Lines with "content": copy each one from the listing below.

+++ Records provided +++

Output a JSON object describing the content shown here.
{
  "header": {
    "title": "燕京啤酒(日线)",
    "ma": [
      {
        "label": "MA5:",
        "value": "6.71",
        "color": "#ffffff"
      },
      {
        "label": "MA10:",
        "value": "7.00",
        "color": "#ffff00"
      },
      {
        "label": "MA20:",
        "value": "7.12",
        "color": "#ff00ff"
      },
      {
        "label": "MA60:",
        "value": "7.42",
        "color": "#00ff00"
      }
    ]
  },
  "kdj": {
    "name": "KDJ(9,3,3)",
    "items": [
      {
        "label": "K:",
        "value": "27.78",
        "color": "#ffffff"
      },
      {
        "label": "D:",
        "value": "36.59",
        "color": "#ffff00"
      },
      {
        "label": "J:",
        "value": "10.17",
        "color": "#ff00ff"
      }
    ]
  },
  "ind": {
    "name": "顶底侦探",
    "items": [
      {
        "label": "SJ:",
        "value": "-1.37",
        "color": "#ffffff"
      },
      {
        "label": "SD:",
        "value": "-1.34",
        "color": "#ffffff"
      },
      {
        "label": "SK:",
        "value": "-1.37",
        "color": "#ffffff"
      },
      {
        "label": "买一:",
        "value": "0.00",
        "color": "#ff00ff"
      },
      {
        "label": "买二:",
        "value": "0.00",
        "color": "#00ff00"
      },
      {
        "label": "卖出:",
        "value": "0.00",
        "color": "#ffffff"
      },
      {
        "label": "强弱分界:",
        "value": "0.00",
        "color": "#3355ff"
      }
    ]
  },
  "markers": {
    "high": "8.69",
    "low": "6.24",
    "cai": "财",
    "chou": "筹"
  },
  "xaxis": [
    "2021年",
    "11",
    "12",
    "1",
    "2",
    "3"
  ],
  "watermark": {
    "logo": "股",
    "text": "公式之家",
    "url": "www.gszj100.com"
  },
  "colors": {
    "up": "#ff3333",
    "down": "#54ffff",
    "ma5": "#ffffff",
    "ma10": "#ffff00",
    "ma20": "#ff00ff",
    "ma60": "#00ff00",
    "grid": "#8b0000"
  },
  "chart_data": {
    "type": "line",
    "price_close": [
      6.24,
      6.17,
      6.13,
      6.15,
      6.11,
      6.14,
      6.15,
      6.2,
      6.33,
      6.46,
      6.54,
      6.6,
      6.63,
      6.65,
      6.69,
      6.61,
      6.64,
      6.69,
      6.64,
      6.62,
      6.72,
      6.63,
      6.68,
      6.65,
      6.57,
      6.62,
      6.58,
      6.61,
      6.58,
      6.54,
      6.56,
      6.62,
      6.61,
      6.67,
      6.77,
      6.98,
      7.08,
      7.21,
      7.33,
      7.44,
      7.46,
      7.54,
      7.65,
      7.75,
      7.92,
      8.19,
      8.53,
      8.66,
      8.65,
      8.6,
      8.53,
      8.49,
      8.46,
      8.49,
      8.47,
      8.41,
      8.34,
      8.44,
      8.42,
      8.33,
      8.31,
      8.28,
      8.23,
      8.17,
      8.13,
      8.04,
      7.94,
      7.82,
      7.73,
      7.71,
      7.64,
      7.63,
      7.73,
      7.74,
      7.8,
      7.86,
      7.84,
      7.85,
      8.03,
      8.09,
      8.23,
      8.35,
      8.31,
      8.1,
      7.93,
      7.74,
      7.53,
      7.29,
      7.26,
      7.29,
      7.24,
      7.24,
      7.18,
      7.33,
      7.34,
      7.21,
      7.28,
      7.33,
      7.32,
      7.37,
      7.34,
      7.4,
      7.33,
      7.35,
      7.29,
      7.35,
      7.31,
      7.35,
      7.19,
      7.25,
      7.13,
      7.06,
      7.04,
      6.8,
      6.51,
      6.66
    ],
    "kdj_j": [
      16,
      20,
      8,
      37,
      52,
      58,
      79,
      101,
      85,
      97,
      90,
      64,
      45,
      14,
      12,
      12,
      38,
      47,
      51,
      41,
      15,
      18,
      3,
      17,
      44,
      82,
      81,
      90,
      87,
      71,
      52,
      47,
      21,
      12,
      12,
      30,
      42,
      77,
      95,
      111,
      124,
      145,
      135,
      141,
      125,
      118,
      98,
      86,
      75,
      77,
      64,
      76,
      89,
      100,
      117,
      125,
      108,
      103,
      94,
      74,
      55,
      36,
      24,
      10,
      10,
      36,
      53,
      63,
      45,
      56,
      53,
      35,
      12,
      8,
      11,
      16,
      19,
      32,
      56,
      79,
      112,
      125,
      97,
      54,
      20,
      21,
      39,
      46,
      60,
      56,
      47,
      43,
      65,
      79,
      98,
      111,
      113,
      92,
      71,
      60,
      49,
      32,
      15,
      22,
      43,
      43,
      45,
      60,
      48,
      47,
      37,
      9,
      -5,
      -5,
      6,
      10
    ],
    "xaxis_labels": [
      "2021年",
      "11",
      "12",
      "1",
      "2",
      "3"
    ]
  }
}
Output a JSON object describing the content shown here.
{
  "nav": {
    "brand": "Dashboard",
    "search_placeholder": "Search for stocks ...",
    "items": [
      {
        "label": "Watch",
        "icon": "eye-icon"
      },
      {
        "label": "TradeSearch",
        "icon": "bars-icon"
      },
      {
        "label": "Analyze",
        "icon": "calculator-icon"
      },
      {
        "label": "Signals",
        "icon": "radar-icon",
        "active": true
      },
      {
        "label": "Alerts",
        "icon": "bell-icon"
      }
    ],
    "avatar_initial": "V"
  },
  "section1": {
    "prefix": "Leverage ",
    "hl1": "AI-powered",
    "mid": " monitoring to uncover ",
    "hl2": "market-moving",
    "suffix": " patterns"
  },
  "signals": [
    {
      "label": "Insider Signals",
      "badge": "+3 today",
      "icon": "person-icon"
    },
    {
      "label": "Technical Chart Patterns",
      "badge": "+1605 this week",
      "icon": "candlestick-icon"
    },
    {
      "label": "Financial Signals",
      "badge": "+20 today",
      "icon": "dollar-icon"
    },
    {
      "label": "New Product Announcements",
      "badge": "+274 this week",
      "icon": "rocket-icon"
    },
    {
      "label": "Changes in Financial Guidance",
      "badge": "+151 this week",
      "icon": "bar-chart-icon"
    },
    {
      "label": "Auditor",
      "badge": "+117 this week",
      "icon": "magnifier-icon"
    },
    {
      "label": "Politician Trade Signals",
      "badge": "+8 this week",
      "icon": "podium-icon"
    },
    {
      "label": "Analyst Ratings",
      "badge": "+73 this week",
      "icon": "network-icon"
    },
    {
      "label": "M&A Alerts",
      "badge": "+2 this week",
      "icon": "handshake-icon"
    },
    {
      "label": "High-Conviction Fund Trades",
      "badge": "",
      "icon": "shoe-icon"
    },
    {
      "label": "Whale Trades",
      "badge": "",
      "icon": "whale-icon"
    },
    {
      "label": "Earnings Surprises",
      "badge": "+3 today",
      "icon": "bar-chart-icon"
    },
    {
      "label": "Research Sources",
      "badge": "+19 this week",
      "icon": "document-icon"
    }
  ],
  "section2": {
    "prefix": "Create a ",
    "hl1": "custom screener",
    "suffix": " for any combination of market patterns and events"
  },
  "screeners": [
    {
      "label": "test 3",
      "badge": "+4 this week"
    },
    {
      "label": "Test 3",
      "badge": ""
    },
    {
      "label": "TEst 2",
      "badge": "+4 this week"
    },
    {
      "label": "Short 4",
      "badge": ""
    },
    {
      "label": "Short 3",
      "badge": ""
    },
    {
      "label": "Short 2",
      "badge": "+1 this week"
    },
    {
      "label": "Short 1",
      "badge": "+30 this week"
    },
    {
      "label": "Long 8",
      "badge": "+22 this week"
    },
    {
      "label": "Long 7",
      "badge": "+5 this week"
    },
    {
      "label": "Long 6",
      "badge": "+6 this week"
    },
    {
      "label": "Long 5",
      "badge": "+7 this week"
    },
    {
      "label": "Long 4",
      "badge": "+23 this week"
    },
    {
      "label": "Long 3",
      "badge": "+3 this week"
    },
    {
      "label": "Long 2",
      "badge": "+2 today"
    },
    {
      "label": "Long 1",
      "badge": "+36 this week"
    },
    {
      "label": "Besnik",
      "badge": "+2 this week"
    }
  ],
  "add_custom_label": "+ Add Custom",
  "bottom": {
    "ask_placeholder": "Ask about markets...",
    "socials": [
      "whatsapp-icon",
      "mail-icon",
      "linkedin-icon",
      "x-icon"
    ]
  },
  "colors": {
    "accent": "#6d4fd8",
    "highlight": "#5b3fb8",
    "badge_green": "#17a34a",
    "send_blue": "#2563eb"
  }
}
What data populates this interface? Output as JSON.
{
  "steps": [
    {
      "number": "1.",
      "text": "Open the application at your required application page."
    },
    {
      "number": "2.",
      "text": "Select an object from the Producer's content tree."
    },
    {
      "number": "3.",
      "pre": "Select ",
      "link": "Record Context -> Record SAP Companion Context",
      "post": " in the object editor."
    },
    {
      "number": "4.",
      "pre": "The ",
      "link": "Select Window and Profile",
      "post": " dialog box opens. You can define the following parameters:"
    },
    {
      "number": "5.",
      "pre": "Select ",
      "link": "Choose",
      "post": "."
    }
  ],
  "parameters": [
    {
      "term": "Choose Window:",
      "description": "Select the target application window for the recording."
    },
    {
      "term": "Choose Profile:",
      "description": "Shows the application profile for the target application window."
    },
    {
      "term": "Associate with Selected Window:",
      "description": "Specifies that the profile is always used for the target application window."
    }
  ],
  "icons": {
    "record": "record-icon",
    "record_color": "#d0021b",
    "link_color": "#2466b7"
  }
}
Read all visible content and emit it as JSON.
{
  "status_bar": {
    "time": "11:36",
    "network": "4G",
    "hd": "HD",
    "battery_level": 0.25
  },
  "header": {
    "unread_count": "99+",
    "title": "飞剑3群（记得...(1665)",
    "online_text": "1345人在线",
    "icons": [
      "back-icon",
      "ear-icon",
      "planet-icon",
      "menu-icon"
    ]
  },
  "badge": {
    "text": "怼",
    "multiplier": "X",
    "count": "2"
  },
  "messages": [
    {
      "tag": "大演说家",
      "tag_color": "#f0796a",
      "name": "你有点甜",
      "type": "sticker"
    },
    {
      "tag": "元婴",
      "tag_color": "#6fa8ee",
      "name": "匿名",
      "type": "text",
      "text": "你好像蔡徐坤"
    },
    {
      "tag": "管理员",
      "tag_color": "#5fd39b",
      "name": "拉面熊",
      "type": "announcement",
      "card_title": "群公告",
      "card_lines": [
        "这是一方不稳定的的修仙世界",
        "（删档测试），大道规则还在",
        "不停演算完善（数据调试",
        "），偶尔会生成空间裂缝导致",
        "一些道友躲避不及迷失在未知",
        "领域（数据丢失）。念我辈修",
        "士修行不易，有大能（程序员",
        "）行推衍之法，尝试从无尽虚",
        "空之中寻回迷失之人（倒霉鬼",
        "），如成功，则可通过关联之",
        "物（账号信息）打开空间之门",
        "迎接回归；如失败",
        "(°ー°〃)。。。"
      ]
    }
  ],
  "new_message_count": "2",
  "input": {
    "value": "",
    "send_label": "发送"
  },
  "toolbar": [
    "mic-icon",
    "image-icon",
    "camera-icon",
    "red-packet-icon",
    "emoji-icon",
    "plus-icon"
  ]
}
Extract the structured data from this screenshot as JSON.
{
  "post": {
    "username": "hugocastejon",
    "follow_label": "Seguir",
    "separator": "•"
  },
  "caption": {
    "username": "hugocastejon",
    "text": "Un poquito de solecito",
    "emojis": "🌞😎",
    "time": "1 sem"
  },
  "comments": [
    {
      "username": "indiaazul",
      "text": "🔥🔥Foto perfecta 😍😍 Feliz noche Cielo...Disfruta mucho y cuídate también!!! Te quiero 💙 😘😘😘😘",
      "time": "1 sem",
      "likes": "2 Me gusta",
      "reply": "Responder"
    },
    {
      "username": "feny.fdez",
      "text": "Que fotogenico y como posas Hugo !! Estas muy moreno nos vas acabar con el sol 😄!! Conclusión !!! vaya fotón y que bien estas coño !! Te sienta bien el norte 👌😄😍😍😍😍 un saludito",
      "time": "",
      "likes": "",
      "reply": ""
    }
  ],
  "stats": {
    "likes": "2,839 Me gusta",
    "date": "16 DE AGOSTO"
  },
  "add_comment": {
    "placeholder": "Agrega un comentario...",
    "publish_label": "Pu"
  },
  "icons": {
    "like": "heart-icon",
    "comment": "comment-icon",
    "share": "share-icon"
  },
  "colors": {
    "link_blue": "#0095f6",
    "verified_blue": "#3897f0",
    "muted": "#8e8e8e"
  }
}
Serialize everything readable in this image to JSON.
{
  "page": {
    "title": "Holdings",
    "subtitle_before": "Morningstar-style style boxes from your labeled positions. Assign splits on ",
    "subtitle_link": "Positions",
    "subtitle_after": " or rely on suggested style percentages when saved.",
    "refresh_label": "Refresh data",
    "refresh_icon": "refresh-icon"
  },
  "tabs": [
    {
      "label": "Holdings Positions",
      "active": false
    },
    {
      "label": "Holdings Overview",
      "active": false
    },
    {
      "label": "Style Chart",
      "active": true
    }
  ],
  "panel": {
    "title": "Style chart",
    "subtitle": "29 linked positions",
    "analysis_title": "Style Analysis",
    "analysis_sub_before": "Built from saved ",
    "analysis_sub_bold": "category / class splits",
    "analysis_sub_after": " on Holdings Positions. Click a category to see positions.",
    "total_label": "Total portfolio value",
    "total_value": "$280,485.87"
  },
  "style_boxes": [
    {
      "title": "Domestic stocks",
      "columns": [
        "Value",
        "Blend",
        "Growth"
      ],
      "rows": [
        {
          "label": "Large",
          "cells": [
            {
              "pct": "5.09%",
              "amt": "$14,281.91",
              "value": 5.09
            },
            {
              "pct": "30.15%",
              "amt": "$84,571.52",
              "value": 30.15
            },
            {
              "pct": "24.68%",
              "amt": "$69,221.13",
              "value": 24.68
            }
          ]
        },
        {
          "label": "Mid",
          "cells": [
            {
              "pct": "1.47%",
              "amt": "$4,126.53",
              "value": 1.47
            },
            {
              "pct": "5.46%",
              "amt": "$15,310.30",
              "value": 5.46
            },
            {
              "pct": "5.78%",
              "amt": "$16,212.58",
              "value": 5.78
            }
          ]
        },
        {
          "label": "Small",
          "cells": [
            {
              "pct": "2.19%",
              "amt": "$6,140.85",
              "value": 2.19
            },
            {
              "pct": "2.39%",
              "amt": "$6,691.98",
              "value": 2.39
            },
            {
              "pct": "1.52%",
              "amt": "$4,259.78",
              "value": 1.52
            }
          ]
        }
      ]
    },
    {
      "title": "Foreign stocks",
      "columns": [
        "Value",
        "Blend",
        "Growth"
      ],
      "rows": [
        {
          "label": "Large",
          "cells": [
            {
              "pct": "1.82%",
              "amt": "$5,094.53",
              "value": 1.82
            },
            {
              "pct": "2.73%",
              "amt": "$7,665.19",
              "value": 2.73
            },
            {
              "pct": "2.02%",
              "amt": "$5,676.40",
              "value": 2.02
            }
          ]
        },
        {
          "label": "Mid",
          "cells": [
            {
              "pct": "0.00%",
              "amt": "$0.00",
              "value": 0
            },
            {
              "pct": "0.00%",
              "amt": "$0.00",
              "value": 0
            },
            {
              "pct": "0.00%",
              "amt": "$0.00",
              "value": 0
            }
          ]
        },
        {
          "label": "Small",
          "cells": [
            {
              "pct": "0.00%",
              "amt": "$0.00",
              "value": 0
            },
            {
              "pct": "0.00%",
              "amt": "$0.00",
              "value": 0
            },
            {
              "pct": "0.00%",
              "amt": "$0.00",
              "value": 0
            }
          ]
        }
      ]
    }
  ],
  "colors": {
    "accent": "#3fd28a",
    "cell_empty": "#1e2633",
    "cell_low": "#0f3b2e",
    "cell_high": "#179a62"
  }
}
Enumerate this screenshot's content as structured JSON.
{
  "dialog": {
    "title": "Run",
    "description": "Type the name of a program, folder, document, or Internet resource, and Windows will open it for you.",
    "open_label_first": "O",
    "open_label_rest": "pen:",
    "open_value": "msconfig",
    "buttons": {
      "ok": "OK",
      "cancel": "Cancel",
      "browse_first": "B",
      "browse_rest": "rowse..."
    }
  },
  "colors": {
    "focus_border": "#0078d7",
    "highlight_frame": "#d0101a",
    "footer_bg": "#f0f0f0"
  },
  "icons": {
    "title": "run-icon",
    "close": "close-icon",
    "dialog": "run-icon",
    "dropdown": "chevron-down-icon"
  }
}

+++

▶ _Written response_
Output a JSON object describing the content shown here.
Output a JSON object describing the content shown here.
      "text": "Select an object from the Producer's content tree."
Read all visible content and emit it as JSON.
Enumerate this screenshot's content as structured JSON.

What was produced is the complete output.